── LISTED ENTRIES
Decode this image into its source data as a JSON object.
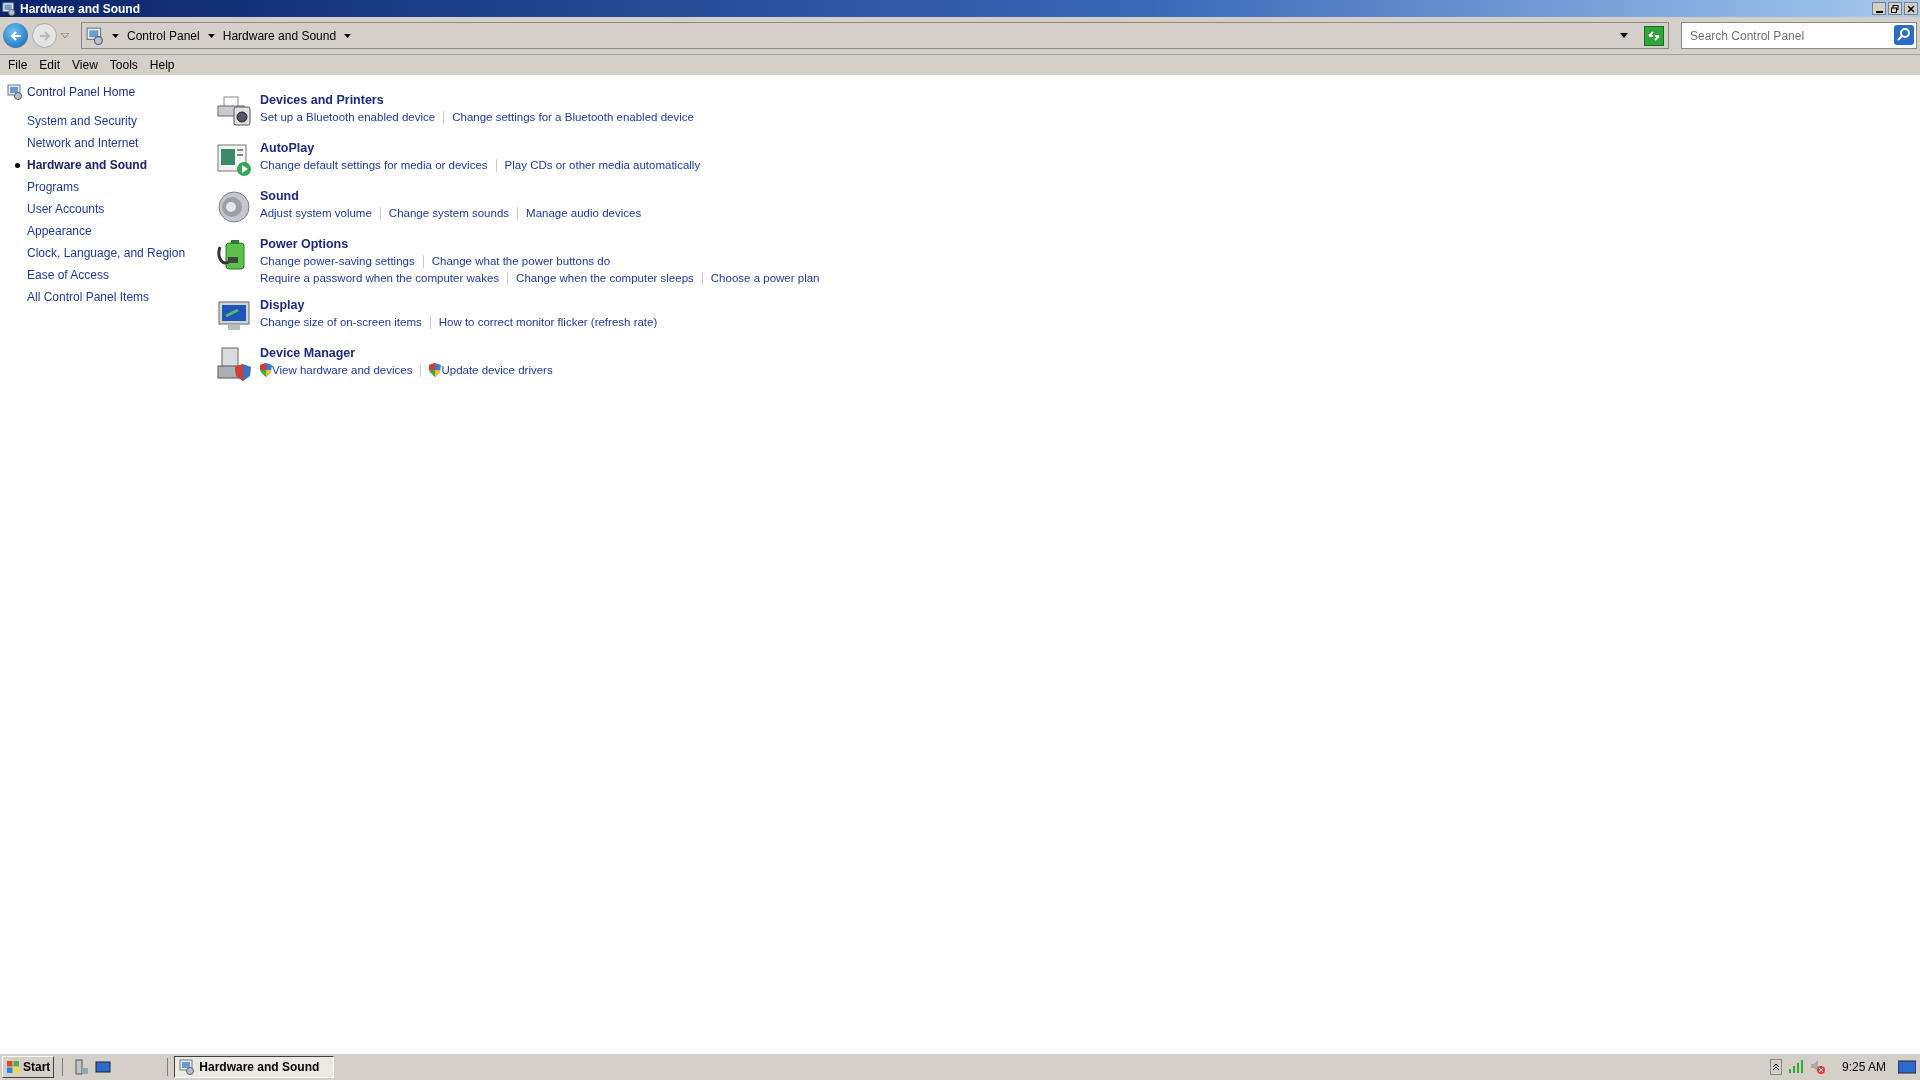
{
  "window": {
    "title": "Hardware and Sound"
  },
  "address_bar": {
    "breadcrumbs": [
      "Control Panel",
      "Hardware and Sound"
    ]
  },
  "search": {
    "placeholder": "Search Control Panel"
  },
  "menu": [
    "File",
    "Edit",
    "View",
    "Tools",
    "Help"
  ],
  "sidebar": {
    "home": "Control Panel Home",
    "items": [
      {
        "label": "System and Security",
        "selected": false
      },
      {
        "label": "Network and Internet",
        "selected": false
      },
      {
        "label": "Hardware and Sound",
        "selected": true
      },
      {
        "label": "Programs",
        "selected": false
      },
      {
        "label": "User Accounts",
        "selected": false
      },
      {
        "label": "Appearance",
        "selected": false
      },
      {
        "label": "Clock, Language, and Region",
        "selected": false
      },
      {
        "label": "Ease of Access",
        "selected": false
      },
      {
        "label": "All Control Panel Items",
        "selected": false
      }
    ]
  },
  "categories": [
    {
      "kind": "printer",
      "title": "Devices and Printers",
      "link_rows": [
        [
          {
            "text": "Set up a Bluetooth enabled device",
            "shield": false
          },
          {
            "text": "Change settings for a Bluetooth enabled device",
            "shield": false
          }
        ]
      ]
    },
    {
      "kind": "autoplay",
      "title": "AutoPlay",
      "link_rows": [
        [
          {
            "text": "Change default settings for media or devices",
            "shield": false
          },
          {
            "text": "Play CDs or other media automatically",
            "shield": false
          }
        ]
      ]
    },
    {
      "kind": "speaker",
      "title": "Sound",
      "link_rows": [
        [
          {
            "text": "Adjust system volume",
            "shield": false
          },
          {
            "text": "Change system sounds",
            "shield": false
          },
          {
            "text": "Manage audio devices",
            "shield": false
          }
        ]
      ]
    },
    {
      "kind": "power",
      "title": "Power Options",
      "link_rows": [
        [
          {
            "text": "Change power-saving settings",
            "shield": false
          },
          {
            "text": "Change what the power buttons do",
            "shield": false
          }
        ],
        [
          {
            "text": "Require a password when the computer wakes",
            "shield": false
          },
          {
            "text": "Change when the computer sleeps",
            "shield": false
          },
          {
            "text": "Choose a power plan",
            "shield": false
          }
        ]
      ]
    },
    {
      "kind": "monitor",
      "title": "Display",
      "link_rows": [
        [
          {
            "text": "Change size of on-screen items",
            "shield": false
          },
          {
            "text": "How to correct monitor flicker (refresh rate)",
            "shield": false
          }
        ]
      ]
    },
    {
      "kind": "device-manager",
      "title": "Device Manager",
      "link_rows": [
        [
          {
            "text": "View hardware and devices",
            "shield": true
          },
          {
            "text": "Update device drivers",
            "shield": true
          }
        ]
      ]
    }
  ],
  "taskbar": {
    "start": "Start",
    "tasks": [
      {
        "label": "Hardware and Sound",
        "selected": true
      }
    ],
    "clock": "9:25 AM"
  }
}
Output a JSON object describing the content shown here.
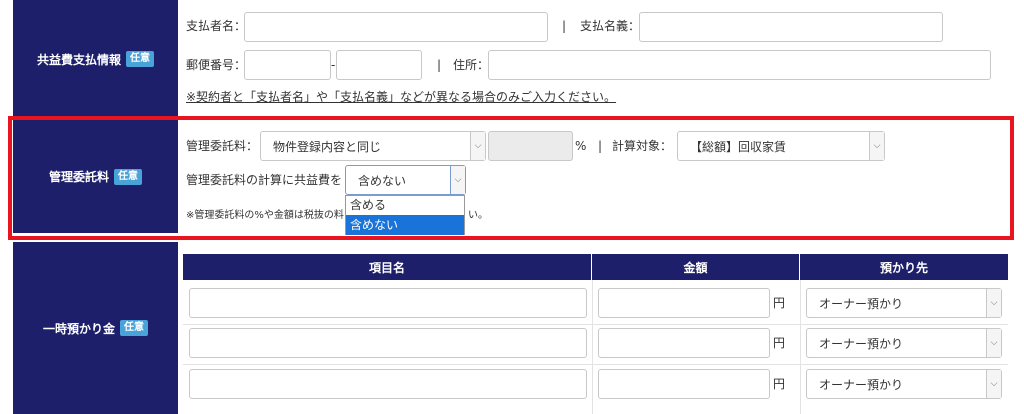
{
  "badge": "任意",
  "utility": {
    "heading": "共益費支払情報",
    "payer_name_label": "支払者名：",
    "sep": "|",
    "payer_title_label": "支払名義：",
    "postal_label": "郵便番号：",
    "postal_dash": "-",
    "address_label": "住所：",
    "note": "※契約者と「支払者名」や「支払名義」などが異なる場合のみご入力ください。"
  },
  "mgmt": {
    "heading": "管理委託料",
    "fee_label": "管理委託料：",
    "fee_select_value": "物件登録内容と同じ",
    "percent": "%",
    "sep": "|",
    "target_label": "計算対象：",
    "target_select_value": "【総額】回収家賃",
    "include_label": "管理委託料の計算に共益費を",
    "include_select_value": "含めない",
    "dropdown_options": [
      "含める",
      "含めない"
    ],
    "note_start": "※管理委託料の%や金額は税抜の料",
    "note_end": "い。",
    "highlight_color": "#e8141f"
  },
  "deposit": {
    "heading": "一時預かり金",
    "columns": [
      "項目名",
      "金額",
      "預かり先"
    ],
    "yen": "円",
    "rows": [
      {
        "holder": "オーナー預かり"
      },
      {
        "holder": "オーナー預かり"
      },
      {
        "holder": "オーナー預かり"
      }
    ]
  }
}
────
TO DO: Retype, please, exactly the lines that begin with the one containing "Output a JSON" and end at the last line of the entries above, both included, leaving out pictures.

THE COMPLETED TASK:
Output a JSON object describing the content shown here.
{
  "badge": "任意",
  "utility": {
    "heading": "共益費支払情報",
    "payer_name_label": "支払者名：",
    "sep": "|",
    "payer_title_label": "支払名義：",
    "postal_label": "郵便番号：",
    "postal_dash": "-",
    "address_label": "住所：",
    "note": "※契約者と「支払者名」や「支払名義」などが異なる場合のみご入力ください。"
  },
  "mgmt": {
    "heading": "管理委託料",
    "fee_label": "管理委託料：",
    "fee_select_value": "物件登録内容と同じ",
    "percent": "%",
    "sep": "|",
    "target_label": "計算対象：",
    "target_select_value": "【総額】回収家賃",
    "include_label": "管理委託料の計算に共益費を",
    "include_select_value": "含めない",
    "dropdown_options": [
      "含める",
      "含めない"
    ],
    "note_start": "※管理委託料の%や金額は税抜の料",
    "note_end": "い。",
    "highlight_color": "#e8141f"
  },
  "deposit": {
    "heading": "一時預かり金",
    "columns": [
      "項目名",
      "金額",
      "預かり先"
    ],
    "yen": "円",
    "rows": [
      {
        "holder": "オーナー預かり"
      },
      {
        "holder": "オーナー預かり"
      },
      {
        "holder": "オーナー預かり"
      }
    ]
  }
}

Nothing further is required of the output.